It can give you time to decompress, find a new job, report the harassment and/or take legal action without feeling like you have to put up with it during the process.
Lawsuit For Workplace Harassment
If you’ve been the victim of workplace harassment, you may be entitled to compensation. Your lawyer can help you file a lawsuit against your employer and seek financial restitution for your suffering.
It’s important to note that filing a lawsuit is a long and complicated process, so it’s important to get started as soon as possible after the harassment occurs. If you’ve been the victim of workplace harassment, you can take legal action to seek justice for your suffering.
You may be entitled to compensation for lost wages and benefits, medical expenses, pain and suffering, repair to your career and more. Your lawyer can help you file a lawsuit and seek justice for the harassment you’ve suffered through.
How To Prove Harassment
If you’re currently experiencing harassment at work, you probably want to know how to prove it and hold your harasser accountable. Unfortunately, it can be challenging to prove a case of harassment at work.
In fact, there’s no singular set of rules or regulations that you can use to determine whether or not a case of harassment has occurred in your workplace. Rather, each case is examined on a case-by-case basis to determine whether the behavior that took place can be considered harassment.
This means that you’ll have to provide evidence that supports the claim that you were a victim of harassment at work. This can include things like:
- Written documentation: If you feel comfortable documenting the harassment you’ve experienced at work, this can be a great way to provide evidence of your claim.
- Witnesses: If you feel comfortable asking any witnesses to your harassment for their help, they can be great sources of evidence.
Quit Your Job
If you’re experiencing workplace harassment, the best thing you can do is leave your job. While you may be able to report the harassment, but there’s no guarantee that you’ll feel safe at work again.
If a manager or coworker is harassing you, they’re probably not going to stop just because you reported them. In fact, they might become more aggressive towards you once you report them, making it even more dangerous for you to stay at your job.

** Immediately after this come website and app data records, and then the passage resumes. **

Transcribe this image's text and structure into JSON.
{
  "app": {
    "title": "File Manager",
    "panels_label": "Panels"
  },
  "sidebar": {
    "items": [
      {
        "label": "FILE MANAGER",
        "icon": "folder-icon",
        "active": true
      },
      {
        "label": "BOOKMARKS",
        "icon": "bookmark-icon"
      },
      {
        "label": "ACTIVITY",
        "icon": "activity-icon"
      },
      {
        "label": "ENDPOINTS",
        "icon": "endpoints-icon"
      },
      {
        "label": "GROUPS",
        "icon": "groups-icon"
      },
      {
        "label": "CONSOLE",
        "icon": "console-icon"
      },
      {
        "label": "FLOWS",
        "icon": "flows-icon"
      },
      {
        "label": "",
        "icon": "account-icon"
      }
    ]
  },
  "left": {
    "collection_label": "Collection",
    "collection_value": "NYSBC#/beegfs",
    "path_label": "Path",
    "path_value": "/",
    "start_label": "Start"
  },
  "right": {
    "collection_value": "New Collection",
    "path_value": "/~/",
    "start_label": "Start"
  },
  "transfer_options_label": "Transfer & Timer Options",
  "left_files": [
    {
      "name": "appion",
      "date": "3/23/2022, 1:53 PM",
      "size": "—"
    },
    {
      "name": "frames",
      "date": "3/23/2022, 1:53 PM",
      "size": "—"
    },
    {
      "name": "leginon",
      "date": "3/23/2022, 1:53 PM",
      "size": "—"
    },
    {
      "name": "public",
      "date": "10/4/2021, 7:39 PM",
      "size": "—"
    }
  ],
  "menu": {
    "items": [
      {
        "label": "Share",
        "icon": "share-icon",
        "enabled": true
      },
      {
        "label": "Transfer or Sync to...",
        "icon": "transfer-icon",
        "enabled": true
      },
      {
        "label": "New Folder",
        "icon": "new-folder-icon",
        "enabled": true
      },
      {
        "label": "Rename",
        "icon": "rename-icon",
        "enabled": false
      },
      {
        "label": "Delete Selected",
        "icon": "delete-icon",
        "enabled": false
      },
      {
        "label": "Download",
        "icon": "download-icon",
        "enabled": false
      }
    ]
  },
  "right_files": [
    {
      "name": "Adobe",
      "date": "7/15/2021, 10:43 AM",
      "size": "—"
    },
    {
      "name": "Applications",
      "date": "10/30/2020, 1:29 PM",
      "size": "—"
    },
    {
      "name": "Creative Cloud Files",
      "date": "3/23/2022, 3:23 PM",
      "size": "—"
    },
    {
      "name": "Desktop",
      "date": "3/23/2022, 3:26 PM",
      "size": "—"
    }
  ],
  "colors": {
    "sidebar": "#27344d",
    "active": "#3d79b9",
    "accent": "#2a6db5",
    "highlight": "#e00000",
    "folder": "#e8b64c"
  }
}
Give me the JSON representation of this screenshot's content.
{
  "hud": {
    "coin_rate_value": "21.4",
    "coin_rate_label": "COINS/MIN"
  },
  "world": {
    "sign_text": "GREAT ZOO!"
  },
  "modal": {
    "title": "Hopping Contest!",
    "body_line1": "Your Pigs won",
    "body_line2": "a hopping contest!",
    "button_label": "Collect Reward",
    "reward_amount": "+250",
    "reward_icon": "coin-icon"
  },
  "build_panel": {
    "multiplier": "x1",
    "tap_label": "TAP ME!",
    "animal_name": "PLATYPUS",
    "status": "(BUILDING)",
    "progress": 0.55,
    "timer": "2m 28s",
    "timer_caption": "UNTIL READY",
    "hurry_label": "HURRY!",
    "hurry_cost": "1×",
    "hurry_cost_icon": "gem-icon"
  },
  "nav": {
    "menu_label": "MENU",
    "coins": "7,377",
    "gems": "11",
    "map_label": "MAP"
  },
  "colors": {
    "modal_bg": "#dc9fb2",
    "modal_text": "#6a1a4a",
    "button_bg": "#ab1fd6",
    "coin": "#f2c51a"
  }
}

Therefore, the safest thing you can do if you’re experiencing harassment at work is to quit your job. However, many people can’t just up and quit their jobs.
This can be especially true if you work as an employee for a large organization. In such cases, you may have to follow specific processes in order to quit your job.
If you’re working for a large organization, you may be able to report the harassment to your HR department and receive assistance in quitting your job.
If you’ve experienced harassment at work, there’s a good chance you’ll want to get your aggressors in trouble. Luckily, many workplaces have policies that allow you to report harassment and get your aggressors in trouble.
In fact, many workplaces have policies that allow you to report harassment and get your aggressors in trouble through mediation. Mediation is a way of resolving disputes that doesn’t involve going to court.
It can be used to resolve disputes between coworkers, between an employee and their manager or between you and your manager. If you want to report workplace harassment but don’t want to go to court, mediation might be the best way to get your aggressors in trouble while keeping the matter under control.
If you’ve experienced workplace harassment, it can feel like there’s no end in sight. However, if you follow the advice outlined in this article, you can get your aggressors in trouble and put an end to the harassment.
In order to do so, you must first report the harassment to your employer and provide evidence that supports your claim. Then, you must follow your company’s dispute resolution procedures and report the harassment to your company’s HR department.
Finally, you must follow your company’s dispute resolution procedures and report the harassment to your company’s HR department.